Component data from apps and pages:
☆ ☆ ☆ ☆
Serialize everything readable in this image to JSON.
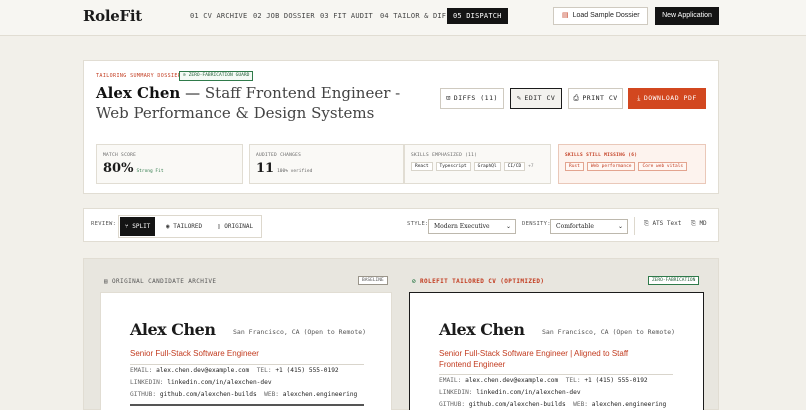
{
  "app": {
    "logo": "RoleFit"
  },
  "nav": {
    "tabs": [
      {
        "label": "01 CV ARCHIVE"
      },
      {
        "label": "02 JOB DOSSIER"
      },
      {
        "label": "03 FIT AUDIT"
      },
      {
        "label": "04 TAILOR & DIFF"
      },
      {
        "label": "05 DISPATCH"
      }
    ],
    "active_tab": "05 DISPATCH",
    "load_sample": "Load Sample Dossier",
    "new_application": "New Application"
  },
  "summary": {
    "kicker": "TAILORING SUMMARY DOSSIER",
    "badge": "ZERO-FABRICATION GUARD",
    "candidate": "Alex Chen",
    "separator": "—",
    "role_title": "Staff Frontend Engineer - Web Performance & Design Systems",
    "actions": {
      "diffs": "DIFFS (11)",
      "edit": "EDIT CV",
      "print": "PRINT CV",
      "download": "DOWNLOAD PDF"
    },
    "stats": {
      "match_label": "MATCH SCORE",
      "match_value": "80%",
      "match_note": "Strong Fit",
      "audited_label": "AUDITED CHANGES",
      "audited_value": "11",
      "audited_note": "100% verified",
      "emph_label": "SKILLS EMPHASIZED (11)",
      "emph_skills": [
        "React",
        "Typescript",
        "GraphQl",
        "CI/CD"
      ],
      "emph_more": "+7",
      "missing_label": "SKILLS STILL MISSING (6)",
      "missing_skills": [
        "Rust",
        "Web performance",
        "Core web vitals"
      ]
    }
  },
  "review": {
    "label": "REVIEW:",
    "modes": [
      "SPLIT",
      "TAILORED",
      "ORIGINAL"
    ],
    "active_mode": "SPLIT",
    "style_label": "STYLE:",
    "style_value": "Modern Executive",
    "density_label": "DENSITY:",
    "density_value": "Comfortable",
    "ats_text": "ATS Text",
    "md": "MD"
  },
  "panes": {
    "original": {
      "header": "ORIGINAL CANDIDATE ARCHIVE",
      "badge": "BASELINE",
      "name": "Alex Chen",
      "location": "San Francisco, CA (Open to Remote)",
      "role": "Senior Full-Stack Software Engineer",
      "email_k": "EMAIL:",
      "email": "alex.chen.dev@example.com",
      "tel_k": "TEL:",
      "tel": "+1 (415) 555-0192",
      "linkedin_k": "LINKEDIN:",
      "linkedin": "linkedin.com/in/alexchen-dev",
      "github_k": "GITHUB:",
      "github": "github.com/alexchen-builds",
      "web_k": "WEB:",
      "web": "alexchen.engineering"
    },
    "tailored": {
      "header": "ROLEFIT TAILORED CV (OPTIMIZED)",
      "badge": "ZERO-FABRICATION",
      "name": "Alex Chen",
      "location": "San Francisco, CA (Open to Remote)",
      "role": "Senior Full-Stack Software Engineer | Aligned to Staff Frontend Engineer",
      "email_k": "EMAIL:",
      "email": "alex.chen.dev@example.com",
      "tel_k": "TEL:",
      "tel": "+1 (415) 555-0192",
      "linkedin_k": "LINKEDIN:",
      "linkedin": "linkedin.com/in/alexchen-dev",
      "github_k": "GITHUB:",
      "github": "github.com/alexchen-builds",
      "web_k": "WEB:",
      "web": "alexchen.engineering"
    }
  }
}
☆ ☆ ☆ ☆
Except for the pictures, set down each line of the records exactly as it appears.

■ **Reply**
Serialize everything readable in this image to JSON.
{
  "app": {
    "logo": "RoleFit"
  },
  "nav": {
    "tabs": [
      {
        "label": "01 CV ARCHIVE"
      },
      {
        "label": "02 JOB DOSSIER"
      },
      {
        "label": "03 FIT AUDIT"
      },
      {
        "label": "04 TAILOR & DIFF"
      },
      {
        "label": "05 DISPATCH"
      }
    ],
    "active_tab": "05 DISPATCH",
    "load_sample": "Load Sample Dossier",
    "new_application": "New Application"
  },
  "summary": {
    "kicker": "TAILORING SUMMARY DOSSIER",
    "badge": "ZERO-FABRICATION GUARD",
    "candidate": "Alex Chen",
    "separator": "—",
    "role_title": "Staff Frontend Engineer - Web Performance & Design Systems",
    "actions": {
      "diffs": "DIFFS (11)",
      "edit": "EDIT CV",
      "print": "PRINT CV",
      "download": "DOWNLOAD PDF"
    },
    "stats": {
      "match_label": "MATCH SCORE",
      "match_value": "80%",
      "match_note": "Strong Fit",
      "audited_label": "AUDITED CHANGES",
      "audited_value": "11",
      "audited_note": "100% verified",
      "emph_label": "SKILLS EMPHASIZED (11)",
      "emph_skills": [
        "React",
        "Typescript",
        "GraphQl",
        "CI/CD"
      ],
      "emph_more": "+7",
      "missing_label": "SKILLS STILL MISSING (6)",
      "missing_skills": [
        "Rust",
        "Web performance",
        "Core web vitals"
      ]
    }
  },
  "review": {
    "label": "REVIEW:",
    "modes": [
      "SPLIT",
      "TAILORED",
      "ORIGINAL"
    ],
    "active_mode": "SPLIT",
    "style_label": "STYLE:",
    "style_value": "Modern Executive",
    "density_label": "DENSITY:",
    "density_value": "Comfortable",
    "ats_text": "ATS Text",
    "md": "MD"
  },
  "panes": {
    "original": {
      "header": "ORIGINAL CANDIDATE ARCHIVE",
      "badge": "BASELINE",
      "name": "Alex Chen",
      "location": "San Francisco, CA (Open to Remote)",
      "role": "Senior Full-Stack Software Engineer",
      "email_k": "EMAIL:",
      "email": "alex.chen.dev@example.com",
      "tel_k": "TEL:",
      "tel": "+1 (415) 555-0192",
      "linkedin_k": "LINKEDIN:",
      "linkedin": "linkedin.com/in/alexchen-dev",
      "github_k": "GITHUB:",
      "github": "github.com/alexchen-builds",
      "web_k": "WEB:",
      "web": "alexchen.engineering"
    },
    "tailored": {
      "header": "ROLEFIT TAILORED CV (OPTIMIZED)",
      "badge": "ZERO-FABRICATION",
      "name": "Alex Chen",
      "location": "San Francisco, CA (Open to Remote)",
      "role": "Senior Full-Stack Software Engineer | Aligned to Staff Frontend Engineer",
      "email_k": "EMAIL:",
      "email": "alex.chen.dev@example.com",
      "tel_k": "TEL:",
      "tel": "+1 (415) 555-0192",
      "linkedin_k": "LINKEDIN:",
      "linkedin": "linkedin.com/in/alexchen-dev",
      "github_k": "GITHUB:",
      "github": "github.com/alexchen-builds",
      "web_k": "WEB:",
      "web": "alexchen.engineering"
    }
  }
}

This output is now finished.